Goal of the exercise —
Go through the data below and copy each line where the word "title" occurs.

Extracted data —
* * * * * * *

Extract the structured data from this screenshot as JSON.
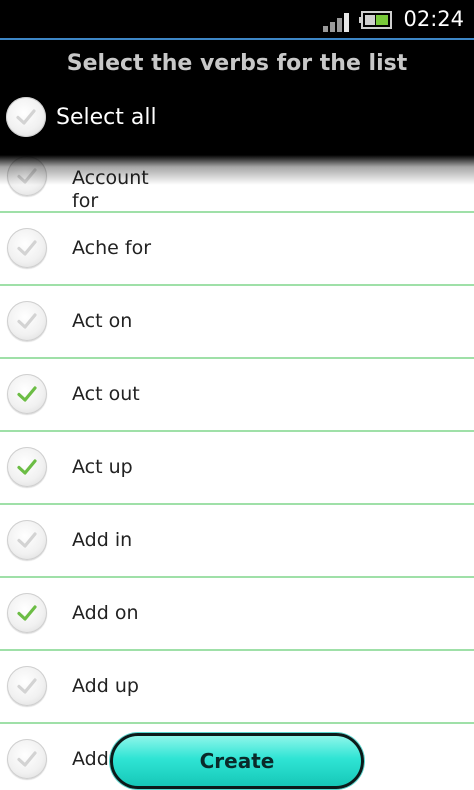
{
  "status_bar": {
    "time": "02:24",
    "icons": [
      "signal-icon",
      "battery-icon"
    ]
  },
  "header": {
    "title": "Select the verbs for the list",
    "select_all_label": "Select all",
    "select_all_checked": false
  },
  "list": {
    "items": [
      {
        "label": "Account for",
        "checked": false
      },
      {
        "label": "Ache for",
        "checked": false
      },
      {
        "label": "Act on",
        "checked": false
      },
      {
        "label": "Act out",
        "checked": true
      },
      {
        "label": "Act up",
        "checked": true
      },
      {
        "label": "Add in",
        "checked": false
      },
      {
        "label": "Add on",
        "checked": true
      },
      {
        "label": "Add up",
        "checked": false
      },
      {
        "label": "Add",
        "checked": false
      }
    ]
  },
  "create_button": {
    "label": "Create"
  },
  "colors": {
    "check_on": "#6cbd45",
    "check_off": "#d3d3d3",
    "divider": "#9fe0a8",
    "button": "#2fe4d4"
  }
}
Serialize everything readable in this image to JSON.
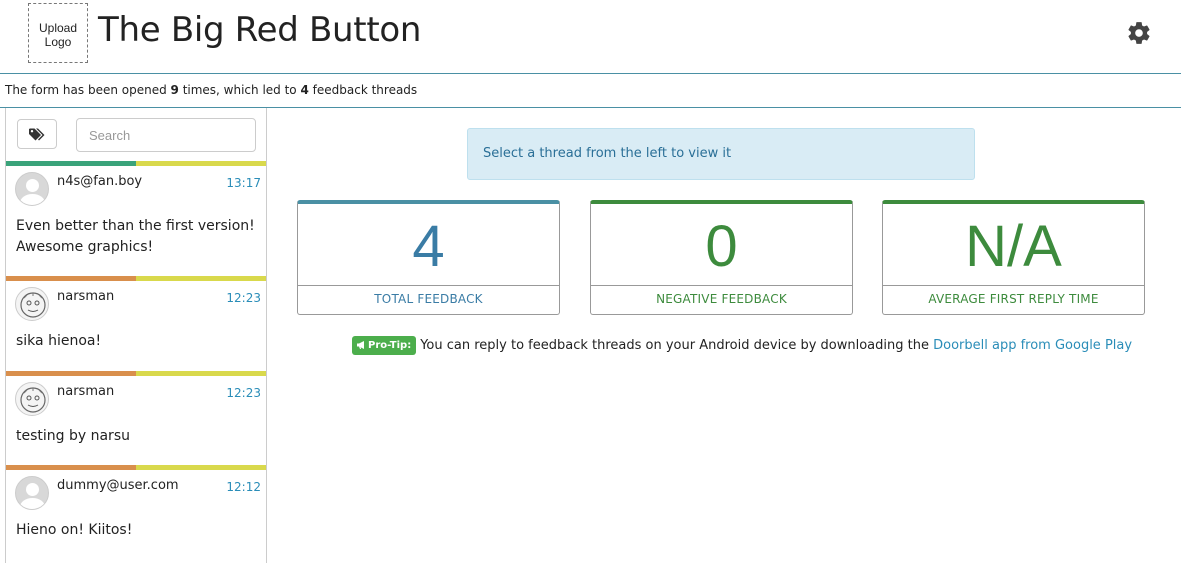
{
  "header": {
    "logo_label": "Upload Logo",
    "title": "The Big Red Button",
    "settings_icon": "gear-icon"
  },
  "stats": {
    "prefix": "The form has been opened ",
    "opened_count": "9",
    "middle": " times, which led to ",
    "thread_count": "4",
    "suffix": " feedback threads"
  },
  "sidebar": {
    "tag_icon": "tags-icon",
    "search_placeholder": "Search",
    "threads": [
      {
        "name": "n4s@fan.boy",
        "time": "13:17",
        "message": "Even better than the first version! Awesome graphics!",
        "avatar": "user-avatar",
        "bar_colors": [
          "#3aa37a",
          "#d9d94c"
        ]
      },
      {
        "name": "narsman",
        "time": "12:23",
        "message": "sika hienoa!",
        "avatar": "face-avatar",
        "bar_colors": [
          "#d98f4c",
          "#d9d94c"
        ]
      },
      {
        "name": "narsman",
        "time": "12:23",
        "message": "testing by narsu",
        "avatar": "face-avatar",
        "bar_colors": [
          "#d98f4c",
          "#d9d94c"
        ]
      },
      {
        "name": "dummy@user.com",
        "time": "12:12",
        "message": "Hieno on! Kiitos!",
        "avatar": "user-avatar",
        "bar_colors": [
          "#d98f4c",
          "#d9d94c"
        ]
      }
    ]
  },
  "main": {
    "notice": "Select a thread from the left to view it",
    "cards": [
      {
        "value": "4",
        "label": "TOTAL FEEDBACK",
        "color": "#3a7ca5",
        "border": "#4a90a4"
      },
      {
        "value": "0",
        "label": "NEGATIVE FEEDBACK",
        "color": "#3d8b3d",
        "border": "#3d8b3d"
      },
      {
        "value": "N/A",
        "label": "AVERAGE FIRST REPLY TIME",
        "color": "#3d8b3d",
        "border": "#3d8b3d"
      }
    ],
    "protip": {
      "badge": "Pro-Tip:",
      "text": "You can reply to feedback threads on your Android device by downloading the ",
      "link": "Doorbell app from Google Play"
    }
  }
}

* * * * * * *

Task solution —
    "title": "Select the verbs for the list",
    "title": "The Big Red Button",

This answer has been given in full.